Last week's post discussed how to fix an error with Adobe Reader and included reasons why sending a file in .pdf format is helpful. Some reasons were to maintain the original formatting and keep users from making changes. This week, we are expanding upon the idea of managing changes by adding security to files. This can include controlling who can open, print, and modify files.
This post covers how to add security to Adobe .pdf and Microsoft files to prevent them from being modified or accessed by the wrong user.
How to Add Security so Files Aren't Modified / Opened by the Wrong User
There are two main types of security that can be added to files:
- Accessibility - the ability to open the file.
- Changeability - the ability to modify the file.
If security is added to files, you can prevent the file from being opened and/or modified by unauthorized users. The different types of protection are managed using different settings within the file. File security, like that covered in this post, is set at the file level.
NOTE: The security discussed in this post is based on files used by individuals. Security for files stored on servers is managed at the folder level and is vastly different.

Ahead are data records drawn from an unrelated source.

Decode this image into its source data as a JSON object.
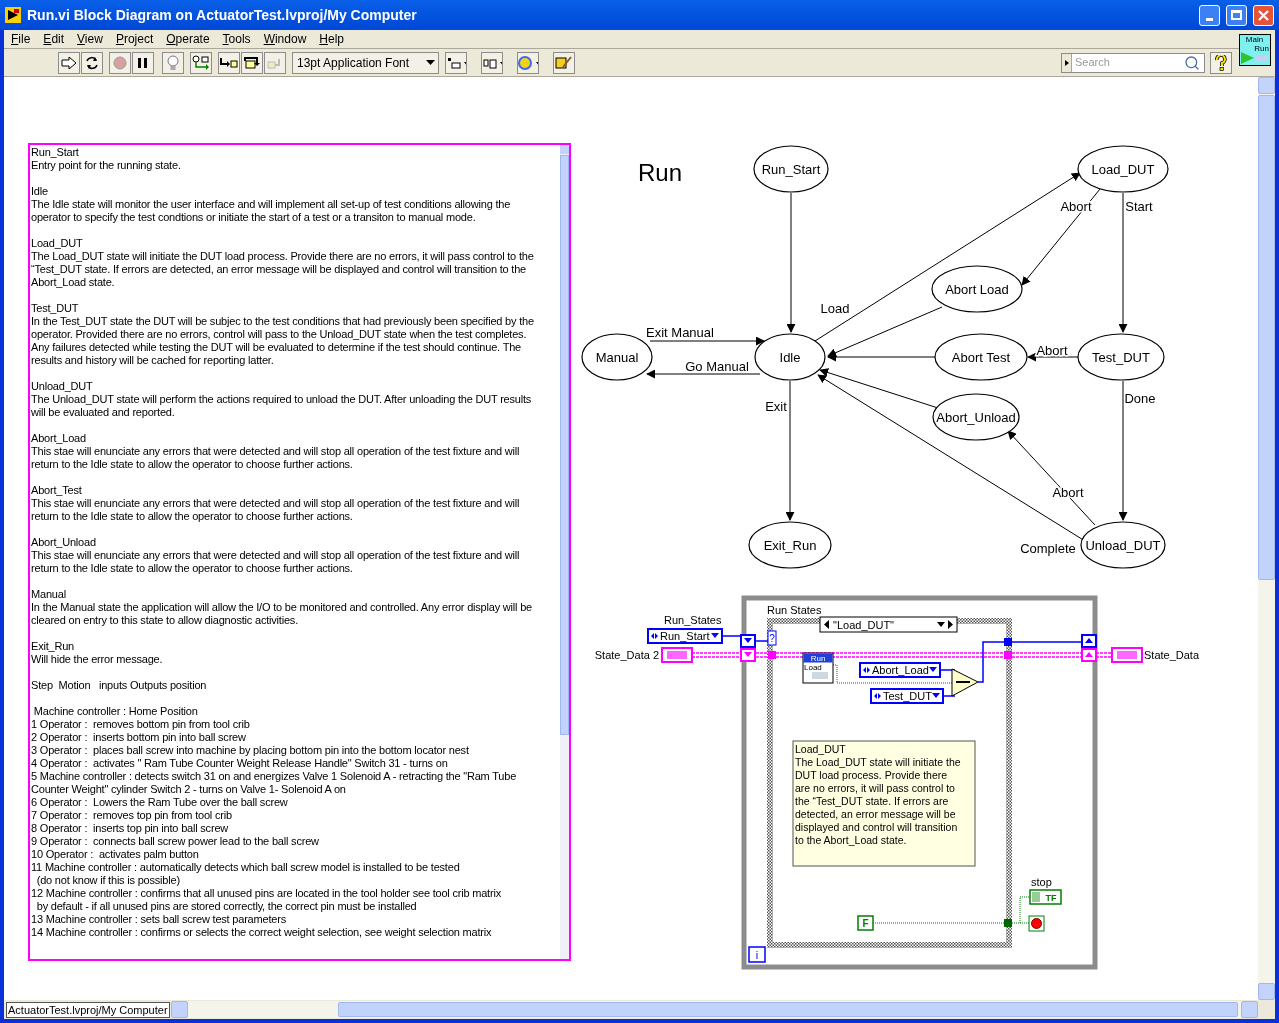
{
  "window": {
    "title": "Run.vi Block Diagram on ActuatorTest.lvproj/My Computer"
  },
  "menu": [
    "File",
    "Edit",
    "View",
    "Project",
    "Operate",
    "Tools",
    "Window",
    "Help"
  ],
  "toolbar": {
    "font": "13pt Application Font",
    "search_placeholder": "Search",
    "vi_icon": [
      "Main",
      "Run"
    ]
  },
  "comment": {
    "blocks": [
      {
        "lines": [
          "Run_Start",
          "Entry point for the running state."
        ]
      },
      {
        "lines": [
          "Idle",
          "The Idle state will monitor the user interface and will implement all set-up of test conditions allowing the",
          "operator to specify the test condtions or initiate the start of a test or a transiton to manual mode."
        ]
      },
      {
        "lines": [
          "Load_DUT",
          "The Load_DUT state will initiate the DUT load process. Provide there are no errors, it will pass control to the",
          "“Test_DUT state. If errors are detected, an error message will be displayed and control will transition to the",
          "Abort_Load state."
        ]
      },
      {
        "lines": [
          "Test_DUT",
          "In the Test_DUT state the DUT will be subjec to the test conditions that had previously been specified by the",
          "operator. Provided there are no errors, control will pass to the Unload_DUT state when the test completes.",
          "Any failures detected while testing the DUT will be evaluated to determine if the test should continue. The",
          "results and history will be cached for reporting latter."
        ]
      },
      {
        "lines": [
          "Unload_DUT",
          "The Unload_DUT state will perform the actions required to unload the DUT. After unloading the DUT results",
          "will be evaluated and reported."
        ]
      },
      {
        "lines": [
          "Abort_Load",
          "This stae will enunciate any errors that were detected and will stop all operation of the test fixture and will",
          "return to the Idle state to allow the operator to choose further actions."
        ]
      },
      {
        "lines": [
          "Abort_Test",
          "This stae will enunciate any errors that were detected and will stop all operation of the test fixture and will",
          "return to the Idle state to allow the operator to choose further actions."
        ]
      },
      {
        "lines": [
          "Abort_Unload",
          "This stae will enunciate any errors that were detected and will stop all operation of the test fixture and will",
          "return to the Idle state to allow the operator to choose further actions."
        ]
      },
      {
        "lines": [
          "Manual",
          "In the Manual state the application will allow the I/O to be monitored and controlled. Any error display will be",
          "cleared on entry to this state to allow diagnostic activities."
        ]
      },
      {
        "lines": [
          "Exit_Run",
          "Will hide the error message."
        ]
      },
      {
        "lines": [
          "Step  Motion   inputs Outputs position"
        ]
      },
      {
        "lines": [
          " Machine controller : Home Position",
          "1 Operator :  removes bottom pin from tool crib",
          "2 Operator :  inserts bottom pin into ball screw",
          "3 Operator :  places ball screw into machine by placing bottom pin into the bottom locator nest",
          "4 Operator :  activates \" Ram Tube Counter Weight Release Handle\" Switch 31 - turns on",
          "5 Machine controller : detects switch 31 on and energizes Valve 1 Solenoid A - retracting the \"Ram Tube",
          "Counter Weight\" cylinder Switch 2 - turns on Valve 1- Solenoid A on",
          "6 Operator :  Lowers the Ram Tube over the ball screw",
          "7 Operator :  removes top pin from tool crib",
          "8 Operator :  inserts top pin into ball screw",
          "9 Operator :  connects ball screw power lead to the ball screw",
          "10 Operator :  activates palm button",
          "11 Machine controller : automatically detects which ball screw model is installed to be tested",
          "  (do not know if this is possible)",
          "12 Machine controller : confirms that all unused pins are located in the tool holder see tool crib matrix",
          "  by default - if all unused pins are stored correctly, the correct pin must be installed",
          "13 Machine controller : sets ball screw test parameters",
          "14 Machine controller : confirms or selects the correct weight selection, see weight selection matrix"
        ]
      }
    ]
  },
  "state_diagram": {
    "title": "Run",
    "states": [
      "Run_Start",
      "Load_DUT",
      "Abort Load",
      "Manual",
      "Idle",
      "Abort Test",
      "Test_DUT",
      "Abort_Unload",
      "Exit_Run",
      "Unload_DUT"
    ],
    "transition_labels": [
      "Abort",
      "Start",
      "Load",
      "Exit Manual",
      "Go Manual",
      "Abort",
      "Exit",
      "Done",
      "Abort",
      "Complete"
    ]
  },
  "block_diagram": {
    "case_label": "Run States",
    "selector": "\"Load_DUT\"",
    "selector_terminal": "?",
    "enum_control": {
      "label": "Run_States",
      "value": "Run_Start"
    },
    "cluster_in": "State_Data 2",
    "cluster_out": "State_Data",
    "subvi": [
      "Run",
      "Load"
    ],
    "enum_constants": [
      "Abort_Load",
      "Test_DUT"
    ],
    "comment": [
      "Load_DUT",
      "The Load_DUT state will initiate the",
      "DUT load process. Provide there",
      "are no errors, it will pass control to",
      "the “Test_DUT state. If errors are",
      "detected, an error message will be",
      "displayed and control will transition",
      "to the Abort_Load state."
    ],
    "stop": {
      "label": "stop",
      "indicator": "TF"
    },
    "false_constant": "F",
    "iteration": "i"
  },
  "status_bar": {
    "path": "ActuatorTest.lvproj/My Computer"
  }
}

Keep in mind, if you use a weak password, someone may be able to gain access to the file. Also, a file with modify restrictions may still be able to be modified by means outside of normal use. Someone could use 3rd-party software to edit the document, or use images to overlay parts of the document or something else entirely. The point is, if someone is really motivated to modify a file, they can find a way. It is important to keep in mind that nothing is full-proof, but adding file security is a good step towards protecting any files you share.

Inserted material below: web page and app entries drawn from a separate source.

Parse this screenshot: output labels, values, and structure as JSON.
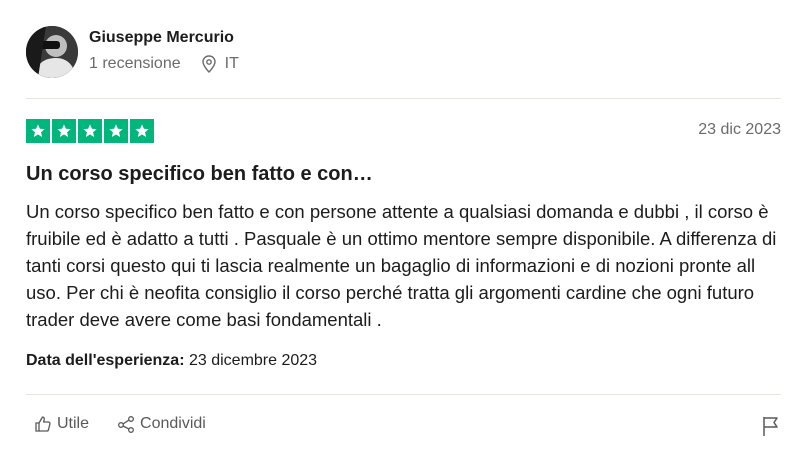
{
  "author": {
    "name": "Giuseppe Mercurio",
    "reviews_count": "1 recensione",
    "country": "IT"
  },
  "review": {
    "rating": 5,
    "rating_max": 5,
    "date": "23 dic 2023",
    "title": "Un corso specifico ben fatto e con…",
    "body": "Un corso specifico ben fatto e con persone attente a qualsiasi domanda e dubbi , il corso è fruibile ed è adatto a tutti . Pasquale è un ottimo mentore sempre disponibile. A differenza di tanti corsi questo qui ti lascia realmente un bagaglio di informazioni e di nozioni pronte all uso. Per chi è neofita consiglio il corso perché tratta gli argomenti cardine che ogni futuro trader deve avere come basi fondamentali .",
    "experience_label": "Data dell'esperienza:",
    "experience_date": "23 dicembre 2023"
  },
  "actions": {
    "useful_label": "Utile",
    "share_label": "Condividi"
  },
  "colors": {
    "star_green": "#00b67a",
    "muted_text": "#6b6b6b"
  },
  "icons": [
    "location-pin-icon",
    "star-icon",
    "thumbs-up-icon",
    "share-icon",
    "flag-icon"
  ]
}
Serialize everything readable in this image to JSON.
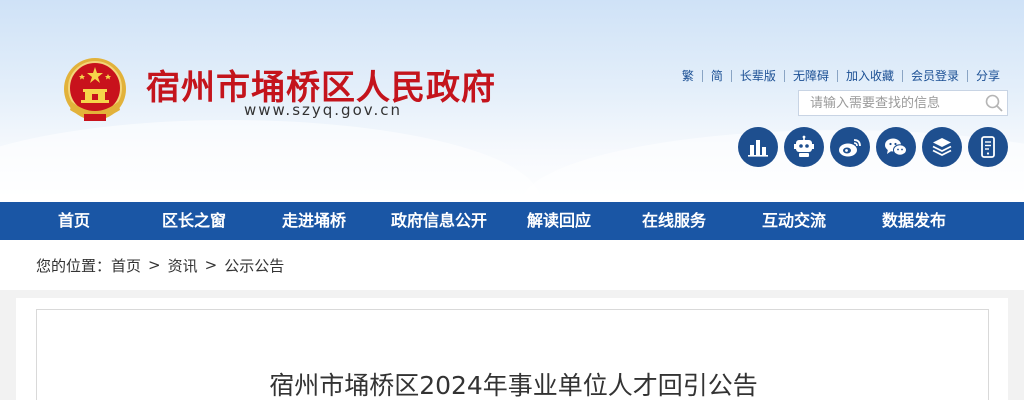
{
  "header": {
    "site_title": "宿州市埇桥区人民政府",
    "domain": "www.szyq.gov.cn",
    "top_links": [
      "繁",
      "简",
      "长辈版",
      "无障碍",
      "加入收藏",
      "会员登录",
      "分享"
    ],
    "search": {
      "placeholder": "请输入需要查找的信息"
    },
    "icon_buttons": [
      "chart-icon",
      "robot-icon",
      "weibo-icon",
      "wechat-icon",
      "layers-icon",
      "mobile-icon"
    ]
  },
  "nav": {
    "items": [
      "首页",
      "区长之窗",
      "走进埇桥",
      "政府信息公开",
      "解读回应",
      "在线服务",
      "互动交流",
      "数据发布"
    ]
  },
  "breadcrumb": {
    "prefix": "您的位置：",
    "items": [
      "首页",
      "资讯",
      "公示公告"
    ],
    "separator": ">"
  },
  "article": {
    "title": "宿州市埇桥区2024年事业单位人才回引公告"
  },
  "colors": {
    "title_red": "#c4141c",
    "nav_blue": "#1a56a5",
    "icon_blue": "#1e4f8f",
    "link_blue": "#1b4f94"
  }
}
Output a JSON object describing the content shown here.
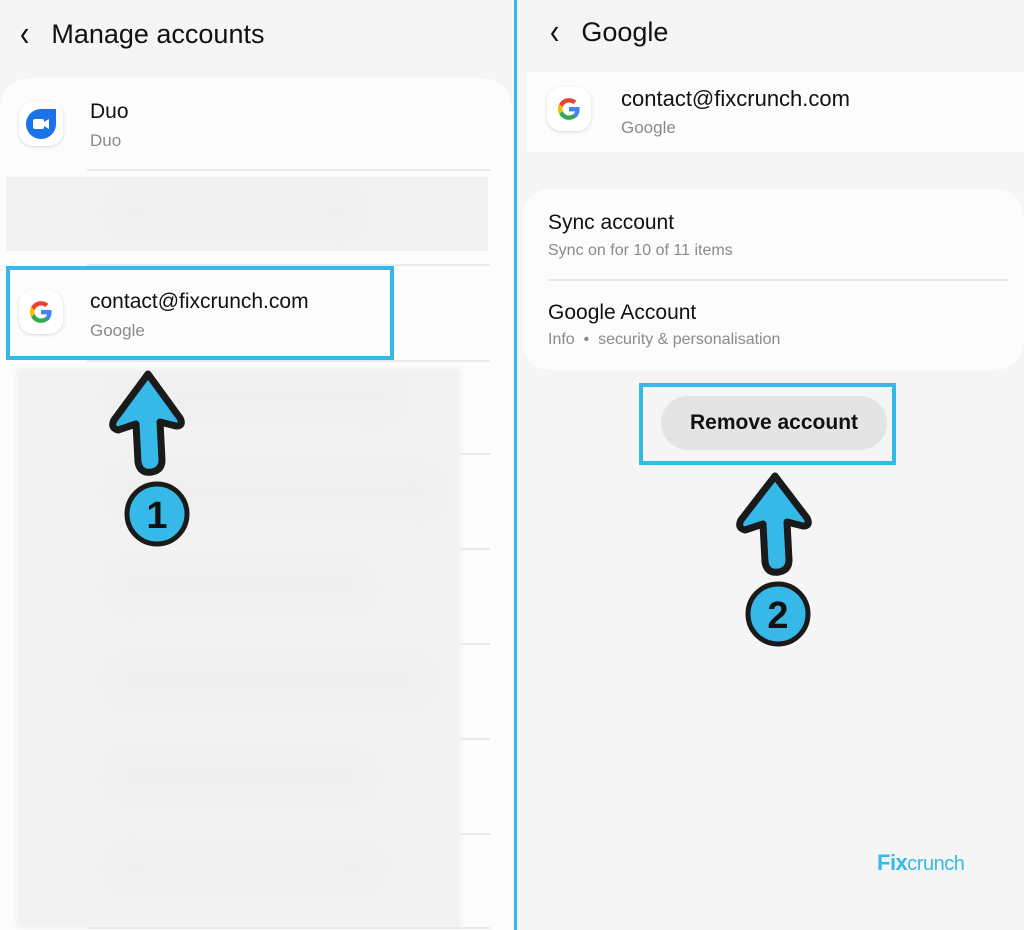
{
  "left_screen": {
    "header": {
      "back_icon": "‹",
      "title": "Manage accounts"
    },
    "accounts": [
      {
        "name": "Duo",
        "type": "Duo",
        "icon": "duo-video-icon"
      },
      {
        "name": "contact@fixcrunch.com",
        "type": "Google",
        "icon": "google-g-icon"
      }
    ],
    "step_marker": "1"
  },
  "right_screen": {
    "header": {
      "back_icon": "‹",
      "title": "Google"
    },
    "account": {
      "email": "contact@fixcrunch.com",
      "type": "Google",
      "icon": "google-g-icon"
    },
    "options": [
      {
        "title": "Sync account",
        "subtitle": "Sync on for 10 of 11 items"
      },
      {
        "title": "Google Account",
        "subtitle": "Info  •  security & personalisation"
      }
    ],
    "remove_button": "Remove account",
    "step_marker": "2"
  },
  "watermark": {
    "brand_prefix": "Fix",
    "brand_suffix": "crunch"
  },
  "colors": {
    "highlight": "#36b9e8",
    "duo_blue": "#1a73e8"
  }
}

Adding security to Adobe files
First, it is important to understand that the ability to add security to Adobe files requires Adobe Acrobat. While Adobe Reader has the option to "Password Protect" a file in the File menu of any open document, it simply redirects you to a webpage to subscribe to Acrobat.
To add security to a file in Adobe Acrobat:
- Open the file in Adobe Acrobat.
- Click on the "File" menu and select "Properties".
- In the Document Properties box, select the "Security" tab.
- Click the drop-down menu next to "Security Method:" which defaults to "No Security".
- Select "Password Security".
This opens the Password Security - Settings box for the document.
In the Password Security - Settings box, modify any of the following settings:
- Compatibility - select which version of Adobe you want to be backward compatible with.
- The components to encrypt - this can be all of the document contents, everything except the metadata or only file attachments.
- Require a password to open the document - this is how you can prevent unauthorized users from opening the document. If you select this, be sure to set a strong document open password.
- Restrict editing and printing of the document - this is how you can prevent users from changing the document or printing it even if they have access to open the document. If you select this, be sure to set a strong change permission password and choose from the available options for printing and making changes in their respective drop-down menus.
- Click "OK" to save the settings and close the password security settings window.
- Click "OK" to close the document properties window.
- Test opening, printing or modifying the document based on the permissions you set to verify it works as expected.
Adding security to Microsoft files
To add security to a file in Microsoft Office:
- Open the file in a Microsoft Office program. In this example I am using Word.
- Click "File" in the upper menu then select "Info".
- Click the box that says "Protect Document".
- This brings up a menu of options to choose from.
To require a password to open the document, configure password protection using the steps below:
- In the Protect Document drop-down, select the "Encrypt with Password" option.
- When prompted, enter a password to open the document and click "OK".
- Re-enter the password and click "OK".
- Once the password has been saved, the protect document section shows up highlighted with text explaining it is password protected.
To restrict who can modify the document, configure the restrict editing settings using the steps below:
- In the Protect Document drop-down, select the "Restrict Editing" option.
- Choose from the settings that appear as a column in the right area of the document.
- Check the box next to "Limit formatting to a selection of styles" to limit what formatting styles can be modified. Click the "Settings..." link under this setting to see and/or set exactly what is being limited.
Note: This setting has more to do with formatting than content.
- To control document editing, check the box next to "Allow only this type of editing in the document" under the Editing restrictions section.
- Click the drop-down menu to set the editing restriction.
- Click the "Yes, Start Enforcing Protection" box to save the changes.
- If the document is not already password protected, you will be prompted to enter and re-enter an optional password to protect the document.
- Once the setting has been saved, the Restrict Editing section shows the document is protected. In this example I did not set a password, but generally a password should be set to control editing.
- Test opening or modifying the document based on the permissions you set to verify it works as expected.
There are several ways to add security to documents. The security settings discussed in this post include the ability to open, print, or modify a document. These security settings are applied on an individual file basis. Enabling document protection can be done within minutes, but it is important to always verify the document is protected the way you think it is once you make these changes. Double checking before sending the file is definitely worth the extra couple of minutes.
As always, controlling who has access to what files and who can make changes will save time and frustration!